Etta James once called him “the greatest singer of my generation.” While Jesse Belvin was in the Army, he still wrote and mentored other songwriters. Belvin was already a veteran of the California music scene, having been discovered in the band Three Dots and a Dash and taking “Dream Girl” to number 2 on the R&B charts after going solo. He and two of The Hollywood Flames - Curtis Williams and Gaynel Hodge - came up with the absolutely stunning “Earth Angel.” Williams brought it to his new band The Penguins, who recorded it in 1954. Of course we know that life in the ‘50’s, especially for African-Americans, was not so angelic. Just two years later the same Army that had drafted Belvin was tasked with escorting nine children to school in Little Rock Arkansas. Of course blacks were blamed for violence against them that year and the Governor “solved the problem” by closing the schools. When the schools were reopened, the bullying and abuse continued. Meanwhile, Jesse Belvin recorded his biggest hit, “Goodnight My Love” and formed The Shields, which included Johnny “Guitar” Watson and recorded the hit "You Cheated."
While Little Rock schools were officially integrated, musical performances were still segregated, by separate times or seating.

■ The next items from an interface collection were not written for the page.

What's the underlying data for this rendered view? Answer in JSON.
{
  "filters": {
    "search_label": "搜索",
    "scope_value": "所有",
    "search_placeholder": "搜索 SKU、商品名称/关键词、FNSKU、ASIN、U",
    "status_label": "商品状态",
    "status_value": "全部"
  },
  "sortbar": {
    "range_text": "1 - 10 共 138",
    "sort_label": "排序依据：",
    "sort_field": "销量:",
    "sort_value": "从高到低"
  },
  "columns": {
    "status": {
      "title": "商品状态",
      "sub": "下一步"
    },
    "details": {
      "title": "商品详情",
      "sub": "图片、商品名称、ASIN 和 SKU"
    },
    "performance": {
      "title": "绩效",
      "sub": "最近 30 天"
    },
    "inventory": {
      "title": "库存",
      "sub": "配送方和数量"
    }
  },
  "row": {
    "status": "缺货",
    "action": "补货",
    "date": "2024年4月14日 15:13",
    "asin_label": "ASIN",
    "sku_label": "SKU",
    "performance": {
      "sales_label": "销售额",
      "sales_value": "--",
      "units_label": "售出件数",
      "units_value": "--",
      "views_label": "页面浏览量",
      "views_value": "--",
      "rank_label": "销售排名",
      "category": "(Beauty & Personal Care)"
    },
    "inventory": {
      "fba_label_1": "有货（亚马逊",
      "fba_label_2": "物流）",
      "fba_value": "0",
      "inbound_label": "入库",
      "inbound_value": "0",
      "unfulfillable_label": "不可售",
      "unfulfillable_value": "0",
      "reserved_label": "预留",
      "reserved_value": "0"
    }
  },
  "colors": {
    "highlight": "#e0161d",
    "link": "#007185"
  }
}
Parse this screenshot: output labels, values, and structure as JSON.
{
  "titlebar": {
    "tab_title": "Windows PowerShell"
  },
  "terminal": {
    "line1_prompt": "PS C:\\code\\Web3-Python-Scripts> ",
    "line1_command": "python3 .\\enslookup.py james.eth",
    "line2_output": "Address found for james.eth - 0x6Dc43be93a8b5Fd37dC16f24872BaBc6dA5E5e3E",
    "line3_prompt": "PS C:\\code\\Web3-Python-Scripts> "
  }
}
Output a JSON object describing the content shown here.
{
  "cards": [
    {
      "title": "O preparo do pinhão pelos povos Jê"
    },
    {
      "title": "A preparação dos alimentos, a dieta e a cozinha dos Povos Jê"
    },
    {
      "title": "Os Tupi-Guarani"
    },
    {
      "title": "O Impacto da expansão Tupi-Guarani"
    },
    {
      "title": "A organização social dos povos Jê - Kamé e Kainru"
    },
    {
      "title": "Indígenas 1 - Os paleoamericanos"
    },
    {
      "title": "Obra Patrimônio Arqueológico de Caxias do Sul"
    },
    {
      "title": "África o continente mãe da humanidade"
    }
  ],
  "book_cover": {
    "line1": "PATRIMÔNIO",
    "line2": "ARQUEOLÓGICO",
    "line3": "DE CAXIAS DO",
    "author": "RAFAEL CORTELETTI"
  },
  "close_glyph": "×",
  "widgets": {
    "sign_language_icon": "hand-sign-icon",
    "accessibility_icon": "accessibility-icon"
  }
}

In that environment the first integrated show in the city was held, complete with white audience members taunting black fans and yelling at other whites to leave. The show was stopped twice because of the interruptions. After the show the performers - Belvin, Jackie Wilson, Marv Johnson, and others - were anxious to get out of town. Belvin, his wife (and manager) Jo Ann were heading west with their driver. There were reports of threats on the lives of all the musicians and some said their vehicles were possibly tampered with, as groups of whites were seen crowding around them during the show. Officially, however, the driver fell asleep at the wheel in the early hours of February 6, 1960 and hit another car head on near Hope Arkansas. All three were killed, taking the life of one of the great forgotten voices, his wife and sometime writing partner, and the driver. At 27 years old, Jesse Belvin and his wife left two orphaned children. They wrote this song together, which has been recorded by Gladys Knight and The Pips, The Righteous Brothers, Dean Martin, BB King, and, most recently, Marva Wright.